A lesson in standing up from Col. Hubert "Hooks" Jones

Black History

Fletcher H. Wiley | 2/6/2014, 6 a.m.
Over the years, people around the nation have asked me what was it like to be a black cadet at ...
Col. Hubert L. “Hooks” Jones (center) was part of the famous Tuskegee Airman unit that flew for the Air Force in World War II. Later, he served as a professor of air science at the Tuskegee Institute.

It was small, southern and rural — particularly the black side of town where we were headed. I could not imagine having a good time in this place. When we pulled up in front of a friend’s home, there on the front porch, chit-chatting about the events of the day were five of the most beautiful young women I have ever seen in one place at one time.

I couldn’t believe such pulchritude was available in this hick town! We bounded out of the car, made ourselves known, and socialized a bit. However, we soon had to resume our trip to Plummer’s house where we were staying. The young ladies said that they would see us later at the party. Plummer said don’t worry about leaving them — there were plenty more where they came from. And man was he right!

The people of Tuskegee could not have been more welcoming and hospitable. Many of them were around when the Tuskegee Airmen were in training there. To them we represented a new generation of accomplished black air cadets. Our uniforms and our military bearing evoked fond memories in the old folks and sparked new flames of adoration and respect in the younger ones.

I don’t mind telling you that we enjoyed the notoriety immensely as we went from house to house to meet and pay respect to the town’s black leadership. We all stayed with Plummer and his family and we visited with folks, ate and partied that Friday night, and looked forward to our weekend of fun.

Saturday morning was reserved for sight-seeing and visiting, and one of the last stops was the home of Col. Hubert L. “Hooks” Jones, the professor of air science at Tuskegee Institute. “Hooks,” a former the Tuskegee Airman who had stayed in the Air Force at the end of World War II, was a local legend in his own right. His warm welcome and beaming smile when we met spoke of the immense pride and respect he felt toward us as we carried forth his legacy.

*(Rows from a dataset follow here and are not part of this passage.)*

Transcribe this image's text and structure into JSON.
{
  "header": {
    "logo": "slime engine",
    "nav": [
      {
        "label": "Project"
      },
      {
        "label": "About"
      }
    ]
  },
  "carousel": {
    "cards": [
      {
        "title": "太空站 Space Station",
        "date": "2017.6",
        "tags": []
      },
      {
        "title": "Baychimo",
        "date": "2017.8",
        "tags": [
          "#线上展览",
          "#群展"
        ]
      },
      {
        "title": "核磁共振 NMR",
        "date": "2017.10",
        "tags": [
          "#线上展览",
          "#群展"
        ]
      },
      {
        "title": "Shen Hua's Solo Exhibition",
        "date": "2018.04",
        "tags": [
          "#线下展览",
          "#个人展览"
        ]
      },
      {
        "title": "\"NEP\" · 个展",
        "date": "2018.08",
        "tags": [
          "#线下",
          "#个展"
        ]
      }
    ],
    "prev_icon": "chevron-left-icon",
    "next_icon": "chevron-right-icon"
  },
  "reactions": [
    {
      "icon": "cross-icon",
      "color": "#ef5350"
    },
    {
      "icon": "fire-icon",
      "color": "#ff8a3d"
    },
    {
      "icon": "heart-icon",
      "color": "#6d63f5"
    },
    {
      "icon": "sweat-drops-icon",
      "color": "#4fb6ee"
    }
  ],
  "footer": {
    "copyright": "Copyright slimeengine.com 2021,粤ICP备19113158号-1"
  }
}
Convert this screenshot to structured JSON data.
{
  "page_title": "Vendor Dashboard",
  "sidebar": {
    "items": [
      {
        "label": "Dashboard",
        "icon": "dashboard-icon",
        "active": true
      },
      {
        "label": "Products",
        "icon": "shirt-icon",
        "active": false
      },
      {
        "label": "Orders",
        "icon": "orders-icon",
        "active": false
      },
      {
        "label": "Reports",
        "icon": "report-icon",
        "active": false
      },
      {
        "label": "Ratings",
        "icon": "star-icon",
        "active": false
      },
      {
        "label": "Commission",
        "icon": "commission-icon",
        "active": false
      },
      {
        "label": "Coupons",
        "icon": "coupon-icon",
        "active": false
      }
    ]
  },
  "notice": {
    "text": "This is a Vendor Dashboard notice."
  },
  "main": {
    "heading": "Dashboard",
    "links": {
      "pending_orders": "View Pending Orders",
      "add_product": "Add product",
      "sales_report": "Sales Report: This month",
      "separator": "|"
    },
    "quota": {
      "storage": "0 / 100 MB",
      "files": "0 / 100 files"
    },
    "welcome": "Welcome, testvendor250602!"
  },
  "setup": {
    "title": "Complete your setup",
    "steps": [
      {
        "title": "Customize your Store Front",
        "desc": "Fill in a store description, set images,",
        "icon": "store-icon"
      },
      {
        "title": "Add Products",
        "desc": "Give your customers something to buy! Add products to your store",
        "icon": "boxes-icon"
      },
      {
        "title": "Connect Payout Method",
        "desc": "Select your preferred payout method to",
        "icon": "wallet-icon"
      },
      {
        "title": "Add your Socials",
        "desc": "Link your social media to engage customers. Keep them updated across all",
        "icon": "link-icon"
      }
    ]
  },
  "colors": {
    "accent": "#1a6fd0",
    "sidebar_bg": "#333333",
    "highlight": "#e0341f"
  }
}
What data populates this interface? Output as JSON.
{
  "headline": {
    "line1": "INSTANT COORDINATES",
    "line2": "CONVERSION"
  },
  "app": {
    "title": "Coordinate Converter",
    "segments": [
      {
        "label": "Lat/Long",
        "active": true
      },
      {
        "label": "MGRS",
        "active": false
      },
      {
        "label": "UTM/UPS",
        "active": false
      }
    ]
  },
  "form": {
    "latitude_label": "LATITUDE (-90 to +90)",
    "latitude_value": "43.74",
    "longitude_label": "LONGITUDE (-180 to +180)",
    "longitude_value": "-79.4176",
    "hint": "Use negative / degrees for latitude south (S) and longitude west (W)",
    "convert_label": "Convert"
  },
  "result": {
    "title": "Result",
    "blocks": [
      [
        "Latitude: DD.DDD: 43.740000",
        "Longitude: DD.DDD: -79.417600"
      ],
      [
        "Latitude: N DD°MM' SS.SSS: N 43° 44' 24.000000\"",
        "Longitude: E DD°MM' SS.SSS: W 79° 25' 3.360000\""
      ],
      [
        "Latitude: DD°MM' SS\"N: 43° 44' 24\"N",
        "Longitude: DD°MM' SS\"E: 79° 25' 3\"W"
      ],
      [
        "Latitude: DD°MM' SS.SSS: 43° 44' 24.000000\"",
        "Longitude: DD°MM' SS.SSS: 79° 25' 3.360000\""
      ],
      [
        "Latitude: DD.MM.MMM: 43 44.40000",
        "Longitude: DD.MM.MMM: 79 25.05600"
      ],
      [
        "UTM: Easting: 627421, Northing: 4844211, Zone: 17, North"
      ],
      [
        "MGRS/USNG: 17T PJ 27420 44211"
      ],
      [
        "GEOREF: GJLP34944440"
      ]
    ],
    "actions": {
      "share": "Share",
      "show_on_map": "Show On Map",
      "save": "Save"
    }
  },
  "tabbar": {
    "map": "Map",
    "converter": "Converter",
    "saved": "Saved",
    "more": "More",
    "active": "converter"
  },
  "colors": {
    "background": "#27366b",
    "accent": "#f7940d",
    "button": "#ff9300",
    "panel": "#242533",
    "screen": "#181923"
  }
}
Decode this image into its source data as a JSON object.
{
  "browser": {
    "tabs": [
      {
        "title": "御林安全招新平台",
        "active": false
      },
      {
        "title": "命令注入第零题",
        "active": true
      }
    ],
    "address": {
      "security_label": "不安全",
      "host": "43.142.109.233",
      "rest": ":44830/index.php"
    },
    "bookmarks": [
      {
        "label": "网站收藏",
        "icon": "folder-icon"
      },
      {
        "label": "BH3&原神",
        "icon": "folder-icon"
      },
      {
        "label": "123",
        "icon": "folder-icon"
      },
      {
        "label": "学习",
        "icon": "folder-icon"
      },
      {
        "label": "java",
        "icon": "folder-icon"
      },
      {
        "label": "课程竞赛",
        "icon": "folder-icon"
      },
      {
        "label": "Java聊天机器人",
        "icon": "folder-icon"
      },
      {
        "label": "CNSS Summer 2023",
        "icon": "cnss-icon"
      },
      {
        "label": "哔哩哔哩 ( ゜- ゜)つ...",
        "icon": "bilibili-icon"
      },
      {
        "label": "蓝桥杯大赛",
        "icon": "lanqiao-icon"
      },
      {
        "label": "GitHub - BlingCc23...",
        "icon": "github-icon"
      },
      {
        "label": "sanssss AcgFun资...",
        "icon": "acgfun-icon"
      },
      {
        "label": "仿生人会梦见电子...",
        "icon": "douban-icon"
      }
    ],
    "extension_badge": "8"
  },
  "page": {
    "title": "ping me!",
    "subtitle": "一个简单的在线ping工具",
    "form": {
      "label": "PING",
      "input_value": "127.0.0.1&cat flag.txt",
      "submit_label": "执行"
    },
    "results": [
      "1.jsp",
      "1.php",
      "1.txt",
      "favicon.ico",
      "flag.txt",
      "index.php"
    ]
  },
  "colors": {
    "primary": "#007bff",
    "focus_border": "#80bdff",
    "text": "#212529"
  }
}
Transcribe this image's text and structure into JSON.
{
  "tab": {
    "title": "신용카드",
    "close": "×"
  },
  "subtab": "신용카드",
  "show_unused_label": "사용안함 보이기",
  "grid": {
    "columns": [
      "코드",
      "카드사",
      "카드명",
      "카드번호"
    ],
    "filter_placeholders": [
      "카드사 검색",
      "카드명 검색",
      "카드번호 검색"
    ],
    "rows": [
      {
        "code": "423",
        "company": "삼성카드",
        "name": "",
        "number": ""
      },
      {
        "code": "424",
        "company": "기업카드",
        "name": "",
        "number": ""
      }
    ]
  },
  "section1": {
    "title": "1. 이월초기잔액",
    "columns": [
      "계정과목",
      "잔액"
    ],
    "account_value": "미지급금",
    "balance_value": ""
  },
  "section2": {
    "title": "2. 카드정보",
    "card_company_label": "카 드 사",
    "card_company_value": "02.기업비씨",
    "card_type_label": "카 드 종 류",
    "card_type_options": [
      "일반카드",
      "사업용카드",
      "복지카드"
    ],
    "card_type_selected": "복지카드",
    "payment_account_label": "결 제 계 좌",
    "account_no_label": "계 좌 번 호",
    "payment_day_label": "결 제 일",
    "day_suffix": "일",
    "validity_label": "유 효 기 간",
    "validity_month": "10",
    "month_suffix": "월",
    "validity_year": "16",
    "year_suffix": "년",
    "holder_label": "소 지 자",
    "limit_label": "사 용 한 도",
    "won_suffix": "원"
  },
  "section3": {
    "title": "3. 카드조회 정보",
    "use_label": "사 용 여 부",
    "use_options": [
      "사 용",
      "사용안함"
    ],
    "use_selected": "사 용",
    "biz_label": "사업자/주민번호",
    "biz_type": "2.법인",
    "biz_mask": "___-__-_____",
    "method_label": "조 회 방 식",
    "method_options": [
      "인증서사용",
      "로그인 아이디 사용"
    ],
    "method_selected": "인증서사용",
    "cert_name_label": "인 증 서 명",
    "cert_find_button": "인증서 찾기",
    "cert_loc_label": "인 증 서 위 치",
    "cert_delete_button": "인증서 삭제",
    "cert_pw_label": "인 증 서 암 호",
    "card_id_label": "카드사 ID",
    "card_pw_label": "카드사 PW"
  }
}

He entertained and mesmerized us with stories of his military career — the planes he flew, the battles he fought, and the men he knew. We were well into the rousing conversation when he asked how we happened to be in Tuskegee. Then, with great satisfaction in our own cleverness, I related the entire story of how the major had requested that we not come to the dance, and we had leveraged that plea into a weekend in Tuskegee with partying, food, music and all of the pretty girls! We could not have been more self-satisfied with our wisdom and good fortune.

Suddenly, the smile left Hooks face as he stood-up in our midst and calmly said: “Gentlemen, You have to go back to Fort Benning and attend that dance!” At first, I thought he was kidding; and I laughed at the joke as I replied “Sir, I don’t think you understand. We hate going to those dances, and we were extremely fortunate to get out of this one. Besides, the major was right: Our presence at the dance would not be greeted happily by the City Fathers of Columbus, and we would put the base commanders, the Army, and the Air Force in an embarrassing position.”